**Exercise prompt**
Repeat the records exactly. Leave out the pictures.

**Given data**
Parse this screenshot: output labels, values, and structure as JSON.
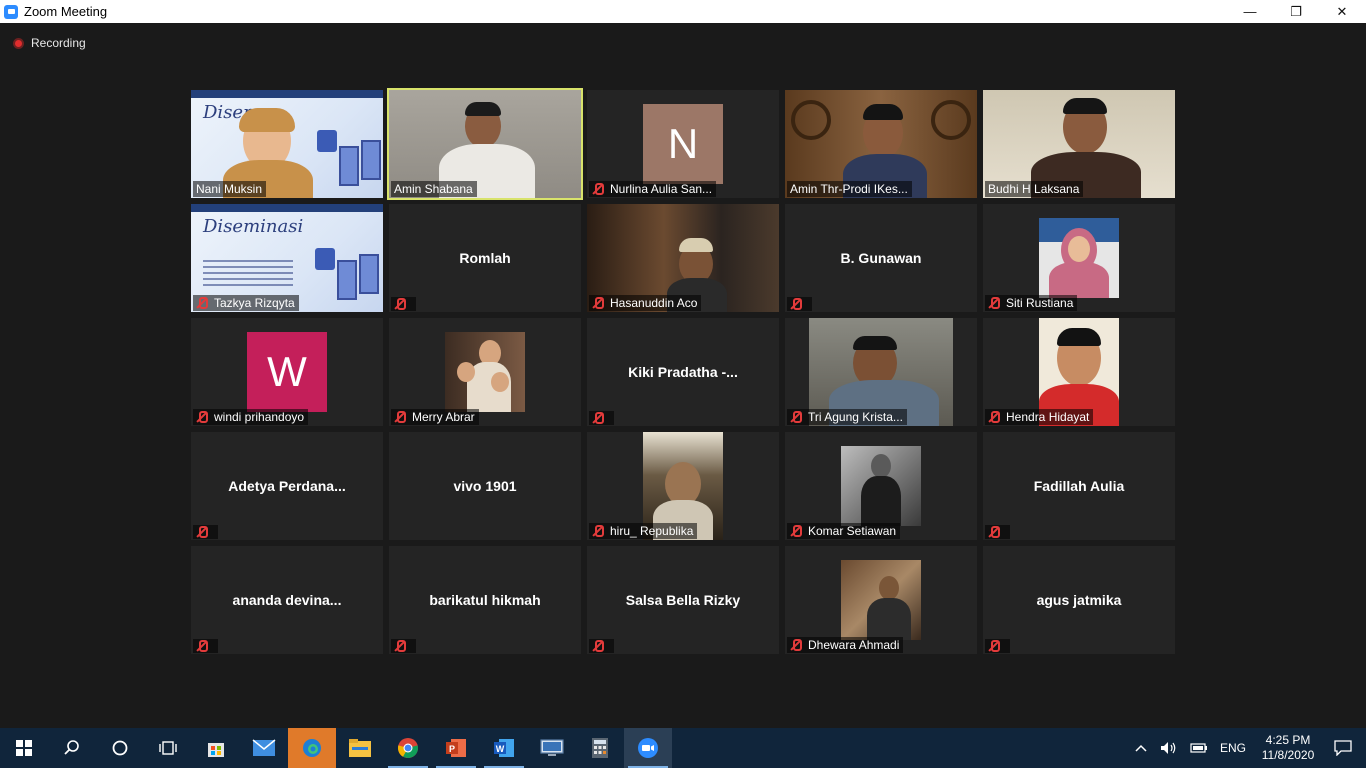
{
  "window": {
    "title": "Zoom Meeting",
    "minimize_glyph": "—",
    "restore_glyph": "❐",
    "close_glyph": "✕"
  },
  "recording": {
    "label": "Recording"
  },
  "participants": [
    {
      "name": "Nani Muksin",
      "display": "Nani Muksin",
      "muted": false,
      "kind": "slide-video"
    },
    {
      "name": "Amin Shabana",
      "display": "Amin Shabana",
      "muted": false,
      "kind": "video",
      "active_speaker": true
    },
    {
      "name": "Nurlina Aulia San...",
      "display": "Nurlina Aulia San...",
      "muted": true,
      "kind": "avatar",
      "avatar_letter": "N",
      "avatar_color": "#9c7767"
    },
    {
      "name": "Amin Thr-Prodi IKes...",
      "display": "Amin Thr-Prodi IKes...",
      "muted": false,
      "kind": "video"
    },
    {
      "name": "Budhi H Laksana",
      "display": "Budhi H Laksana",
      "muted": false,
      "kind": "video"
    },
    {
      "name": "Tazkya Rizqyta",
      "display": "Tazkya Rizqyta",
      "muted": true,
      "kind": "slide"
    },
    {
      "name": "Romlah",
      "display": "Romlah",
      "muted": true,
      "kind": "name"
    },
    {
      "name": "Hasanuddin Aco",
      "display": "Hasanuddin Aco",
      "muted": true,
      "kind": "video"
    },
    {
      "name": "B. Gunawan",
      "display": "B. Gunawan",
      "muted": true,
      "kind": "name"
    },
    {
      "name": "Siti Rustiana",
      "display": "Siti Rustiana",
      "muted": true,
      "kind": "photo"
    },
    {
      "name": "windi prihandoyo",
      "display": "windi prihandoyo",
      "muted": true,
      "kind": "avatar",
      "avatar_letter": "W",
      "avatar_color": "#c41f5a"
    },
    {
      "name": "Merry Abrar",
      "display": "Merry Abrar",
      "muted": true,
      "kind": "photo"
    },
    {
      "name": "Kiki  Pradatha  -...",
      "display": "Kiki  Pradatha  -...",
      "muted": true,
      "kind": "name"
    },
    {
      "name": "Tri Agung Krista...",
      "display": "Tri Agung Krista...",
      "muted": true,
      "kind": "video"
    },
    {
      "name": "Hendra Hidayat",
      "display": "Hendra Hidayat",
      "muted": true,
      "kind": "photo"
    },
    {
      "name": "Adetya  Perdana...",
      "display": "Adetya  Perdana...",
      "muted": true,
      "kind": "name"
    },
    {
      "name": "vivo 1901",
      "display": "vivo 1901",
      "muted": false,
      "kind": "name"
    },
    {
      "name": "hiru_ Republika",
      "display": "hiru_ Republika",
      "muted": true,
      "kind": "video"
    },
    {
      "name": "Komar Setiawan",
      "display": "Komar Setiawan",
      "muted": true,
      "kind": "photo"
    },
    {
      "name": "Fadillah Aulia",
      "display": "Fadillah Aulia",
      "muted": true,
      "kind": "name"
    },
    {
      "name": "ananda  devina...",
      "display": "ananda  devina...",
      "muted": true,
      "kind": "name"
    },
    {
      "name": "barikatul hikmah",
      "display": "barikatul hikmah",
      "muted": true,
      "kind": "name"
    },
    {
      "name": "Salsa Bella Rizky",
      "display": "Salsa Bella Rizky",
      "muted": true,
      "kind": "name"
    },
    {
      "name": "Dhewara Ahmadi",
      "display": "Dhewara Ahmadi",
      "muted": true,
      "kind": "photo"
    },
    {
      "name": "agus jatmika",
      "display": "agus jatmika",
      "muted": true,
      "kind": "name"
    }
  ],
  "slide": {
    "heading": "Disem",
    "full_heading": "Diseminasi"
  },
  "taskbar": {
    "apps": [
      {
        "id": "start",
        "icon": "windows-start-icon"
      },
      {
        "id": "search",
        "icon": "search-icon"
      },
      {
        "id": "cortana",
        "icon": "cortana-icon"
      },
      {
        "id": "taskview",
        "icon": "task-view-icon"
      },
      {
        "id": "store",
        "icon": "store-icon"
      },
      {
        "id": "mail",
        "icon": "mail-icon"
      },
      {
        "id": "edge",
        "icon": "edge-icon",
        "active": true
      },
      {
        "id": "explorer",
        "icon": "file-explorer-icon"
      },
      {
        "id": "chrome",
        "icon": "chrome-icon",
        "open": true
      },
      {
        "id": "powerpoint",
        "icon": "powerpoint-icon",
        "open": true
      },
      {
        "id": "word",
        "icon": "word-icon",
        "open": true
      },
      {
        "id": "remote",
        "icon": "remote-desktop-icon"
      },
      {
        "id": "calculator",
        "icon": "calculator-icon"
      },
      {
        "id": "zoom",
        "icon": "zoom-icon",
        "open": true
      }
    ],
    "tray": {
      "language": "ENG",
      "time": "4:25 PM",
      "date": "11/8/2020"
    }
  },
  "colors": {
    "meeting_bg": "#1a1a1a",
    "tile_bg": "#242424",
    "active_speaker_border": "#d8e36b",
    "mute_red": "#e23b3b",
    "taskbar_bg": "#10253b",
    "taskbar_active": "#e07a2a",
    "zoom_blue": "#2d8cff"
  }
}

**Response box**
Parse this screenshot: output labels, values, and structure as JSON.
{
  "window": {
    "title": "Zoom Meeting",
    "minimize_glyph": "—",
    "restore_glyph": "❐",
    "close_glyph": "✕"
  },
  "recording": {
    "label": "Recording"
  },
  "participants": [
    {
      "name": "Nani Muksin",
      "display": "Nani Muksin",
      "muted": false,
      "kind": "slide-video"
    },
    {
      "name": "Amin Shabana",
      "display": "Amin Shabana",
      "muted": false,
      "kind": "video",
      "active_speaker": true
    },
    {
      "name": "Nurlina Aulia San...",
      "display": "Nurlina Aulia San...",
      "muted": true,
      "kind": "avatar",
      "avatar_letter": "N",
      "avatar_color": "#9c7767"
    },
    {
      "name": "Amin Thr-Prodi IKes...",
      "display": "Amin Thr-Prodi IKes...",
      "muted": false,
      "kind": "video"
    },
    {
      "name": "Budhi H Laksana",
      "display": "Budhi H Laksana",
      "muted": false,
      "kind": "video"
    },
    {
      "name": "Tazkya Rizqyta",
      "display": "Tazkya Rizqyta",
      "muted": true,
      "kind": "slide"
    },
    {
      "name": "Romlah",
      "display": "Romlah",
      "muted": true,
      "kind": "name"
    },
    {
      "name": "Hasanuddin Aco",
      "display": "Hasanuddin Aco",
      "muted": true,
      "kind": "video"
    },
    {
      "name": "B. Gunawan",
      "display": "B. Gunawan",
      "muted": true,
      "kind": "name"
    },
    {
      "name": "Siti Rustiana",
      "display": "Siti Rustiana",
      "muted": true,
      "kind": "photo"
    },
    {
      "name": "windi prihandoyo",
      "display": "windi prihandoyo",
      "muted": true,
      "kind": "avatar",
      "avatar_letter": "W",
      "avatar_color": "#c41f5a"
    },
    {
      "name": "Merry Abrar",
      "display": "Merry Abrar",
      "muted": true,
      "kind": "photo"
    },
    {
      "name": "Kiki  Pradatha  -...",
      "display": "Kiki  Pradatha  -...",
      "muted": true,
      "kind": "name"
    },
    {
      "name": "Tri Agung Krista...",
      "display": "Tri Agung Krista...",
      "muted": true,
      "kind": "video"
    },
    {
      "name": "Hendra Hidayat",
      "display": "Hendra Hidayat",
      "muted": true,
      "kind": "photo"
    },
    {
      "name": "Adetya  Perdana...",
      "display": "Adetya  Perdana...",
      "muted": true,
      "kind": "name"
    },
    {
      "name": "vivo 1901",
      "display": "vivo 1901",
      "muted": false,
      "kind": "name"
    },
    {
      "name": "hiru_ Republika",
      "display": "hiru_ Republika",
      "muted": true,
      "kind": "video"
    },
    {
      "name": "Komar Setiawan",
      "display": "Komar Setiawan",
      "muted": true,
      "kind": "photo"
    },
    {
      "name": "Fadillah Aulia",
      "display": "Fadillah Aulia",
      "muted": true,
      "kind": "name"
    },
    {
      "name": "ananda  devina...",
      "display": "ananda  devina...",
      "muted": true,
      "kind": "name"
    },
    {
      "name": "barikatul hikmah",
      "display": "barikatul hikmah",
      "muted": true,
      "kind": "name"
    },
    {
      "name": "Salsa Bella Rizky",
      "display": "Salsa Bella Rizky",
      "muted": true,
      "kind": "name"
    },
    {
      "name": "Dhewara Ahmadi",
      "display": "Dhewara Ahmadi",
      "muted": true,
      "kind": "photo"
    },
    {
      "name": "agus jatmika",
      "display": "agus jatmika",
      "muted": true,
      "kind": "name"
    }
  ],
  "slide": {
    "heading": "Disem",
    "full_heading": "Diseminasi"
  },
  "taskbar": {
    "apps": [
      {
        "id": "start",
        "icon": "windows-start-icon"
      },
      {
        "id": "search",
        "icon": "search-icon"
      },
      {
        "id": "cortana",
        "icon": "cortana-icon"
      },
      {
        "id": "taskview",
        "icon": "task-view-icon"
      },
      {
        "id": "store",
        "icon": "store-icon"
      },
      {
        "id": "mail",
        "icon": "mail-icon"
      },
      {
        "id": "edge",
        "icon": "edge-icon",
        "active": true
      },
      {
        "id": "explorer",
        "icon": "file-explorer-icon"
      },
      {
        "id": "chrome",
        "icon": "chrome-icon",
        "open": true
      },
      {
        "id": "powerpoint",
        "icon": "powerpoint-icon",
        "open": true
      },
      {
        "id": "word",
        "icon": "word-icon",
        "open": true
      },
      {
        "id": "remote",
        "icon": "remote-desktop-icon"
      },
      {
        "id": "calculator",
        "icon": "calculator-icon"
      },
      {
        "id": "zoom",
        "icon": "zoom-icon",
        "open": true
      }
    ],
    "tray": {
      "language": "ENG",
      "time": "4:25 PM",
      "date": "11/8/2020"
    }
  },
  "colors": {
    "meeting_bg": "#1a1a1a",
    "tile_bg": "#242424",
    "active_speaker_border": "#d8e36b",
    "mute_red": "#e23b3b",
    "taskbar_bg": "#10253b",
    "taskbar_active": "#e07a2a",
    "zoom_blue": "#2d8cff"
  }
}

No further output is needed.